Most multivitamins should be taken with a meal. That’s because many vitamins, like A, E, D and K aren’t absorbed as well if they aren’t taken along with fats or oils.2 Amino acids should usually be taken on an empty stomach for maximum absorption,1 but taking them in the morning just for the sake of an empty stomach may not always make sense. In this case, the timing of morning, noon or night doesn’t matter as much as if you should take it with or without food.
Should I Take Supplements With or Without Food?
Your best bet is to follow the directions on the label of each supplement you take, and separate the “with food” supplements from the “without food” supplements to avoid confusion.
If the directions say to take a supplement with water, this generally means that it's water soluble and would be best absorped and metabolized if taken with a glass or bottle of water on an empty stomach. The important thing is that you take it with enough water to get it down.
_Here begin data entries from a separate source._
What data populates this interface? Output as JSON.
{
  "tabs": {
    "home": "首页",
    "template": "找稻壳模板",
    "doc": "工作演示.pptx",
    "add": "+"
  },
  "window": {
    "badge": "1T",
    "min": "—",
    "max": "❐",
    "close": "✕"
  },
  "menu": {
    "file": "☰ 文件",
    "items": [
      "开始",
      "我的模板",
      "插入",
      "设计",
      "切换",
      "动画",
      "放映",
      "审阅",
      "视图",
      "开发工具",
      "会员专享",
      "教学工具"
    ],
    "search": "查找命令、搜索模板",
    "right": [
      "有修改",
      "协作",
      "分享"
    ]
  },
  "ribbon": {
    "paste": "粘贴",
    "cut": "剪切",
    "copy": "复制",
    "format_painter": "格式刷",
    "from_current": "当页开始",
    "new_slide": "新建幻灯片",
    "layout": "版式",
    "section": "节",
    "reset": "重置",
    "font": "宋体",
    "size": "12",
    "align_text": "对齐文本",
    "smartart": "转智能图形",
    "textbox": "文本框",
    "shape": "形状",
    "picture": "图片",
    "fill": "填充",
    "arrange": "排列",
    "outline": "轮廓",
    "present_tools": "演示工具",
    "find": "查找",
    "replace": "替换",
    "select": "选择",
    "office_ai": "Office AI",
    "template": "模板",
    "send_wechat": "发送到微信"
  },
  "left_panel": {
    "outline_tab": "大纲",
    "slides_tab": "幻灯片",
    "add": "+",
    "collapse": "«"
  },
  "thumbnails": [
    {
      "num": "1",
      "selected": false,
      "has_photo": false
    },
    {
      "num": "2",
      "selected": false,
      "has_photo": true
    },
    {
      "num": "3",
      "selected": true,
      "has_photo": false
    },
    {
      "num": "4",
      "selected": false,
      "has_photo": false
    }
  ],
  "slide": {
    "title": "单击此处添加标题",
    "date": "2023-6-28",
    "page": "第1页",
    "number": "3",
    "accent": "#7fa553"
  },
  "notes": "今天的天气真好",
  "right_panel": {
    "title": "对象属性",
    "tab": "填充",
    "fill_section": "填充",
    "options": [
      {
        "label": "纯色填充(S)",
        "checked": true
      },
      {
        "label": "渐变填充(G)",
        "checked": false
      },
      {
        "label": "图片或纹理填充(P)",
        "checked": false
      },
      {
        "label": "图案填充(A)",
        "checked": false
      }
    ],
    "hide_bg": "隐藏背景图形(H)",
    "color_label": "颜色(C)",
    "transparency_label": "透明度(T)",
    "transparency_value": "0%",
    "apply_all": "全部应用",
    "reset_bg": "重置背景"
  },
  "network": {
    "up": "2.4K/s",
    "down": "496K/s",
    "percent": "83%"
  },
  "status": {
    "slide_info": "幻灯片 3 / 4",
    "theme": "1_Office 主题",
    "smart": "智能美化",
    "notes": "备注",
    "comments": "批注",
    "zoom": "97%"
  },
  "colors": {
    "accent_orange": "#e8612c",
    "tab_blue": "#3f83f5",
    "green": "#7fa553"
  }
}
Most herbal supplements will fall into this category because your body recognizes natural herbs as food and will digest them as such. If the directions say to take the supplement with water on an empty stomach, as in the case of amino acids, follow those directions carefully and don’t take them with food. Take them at least 30 minutes before a meal or at least two hours after eating.
Sometimes directions for one brand will conflict with that of another brand. For example, the directions for one glucosamine supplement may say to take it with water, but another will say to take with water and food. This usually happens when a supplement has been known to cause stomach upset when taken with water only. In that case, trust your gut (literally).
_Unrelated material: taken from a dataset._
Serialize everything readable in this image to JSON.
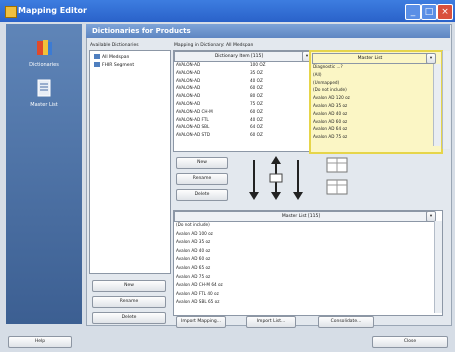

Should I Take Supplements Before or After Exercise?
Whether it's for weight loss, muscle building or general cardio fitness, there's a reason you go to the gym. If you take supplements specifically designed to support those efforts, it’s important to know what to take and when.
After all, why wouldn’t you want to maximize your endurance, strength and fat burning during your workout?
For energy supplements like caffeine or green tea, try to take those about an hour before you begin exercise. Whey protein powders, shakes and other supplements that provide fuel for your muscles, like creatine and BCAAs, can be taken about 15 minutes before exercise.
After workouts, you may want to fuel those muscles once again. Whey protein is great both before and after workouts. You could also consider adding a protein that digests more slowly to optimize post-workout recovery.
Can I Take All My Supplements Together?
The rules for when to take most supplements are not hard and fast. It depends on what you take, how much you take and why you take it. Experts say your best bet is to carefully read the directions on the supplement labels and do some of your own research on the specific nutrients you take.
Some supplements may interact negatively with other nutrients. In those cases, you will need to space things out. And it isn’t just supplement-to-supplement interactions you’ll need to consider. Some supplements also interact with prescription medicines. Calcium, for instance, may affect how your body absorbs some medications.3
You’ve decided to take more control over your health by supplementing your nutrition, and that’s a great first step! Now you need to educate yourself about how those supplements work so you can get the most out of your nutritional regimen, get the timing right and make sure you're taking them in the safest way possible to limit any potential side effects or interactions.
Want to learn more about healthy vitamins and supplements? Check out the Amazing Alphabet Vitamins: The Six Vitamins You Need to Know, Soak Up the Goodness with Water-Soluble Vitamins and Real Food: A Revival or Revolution?
1. Must I Take Amino Acid Supplements on an Empty Stomach? ConsumerLab. Read source
2. Which Supplements Should be Taken with Food? ConsumerLab. Read source
3. Calcium. WebMD. Read source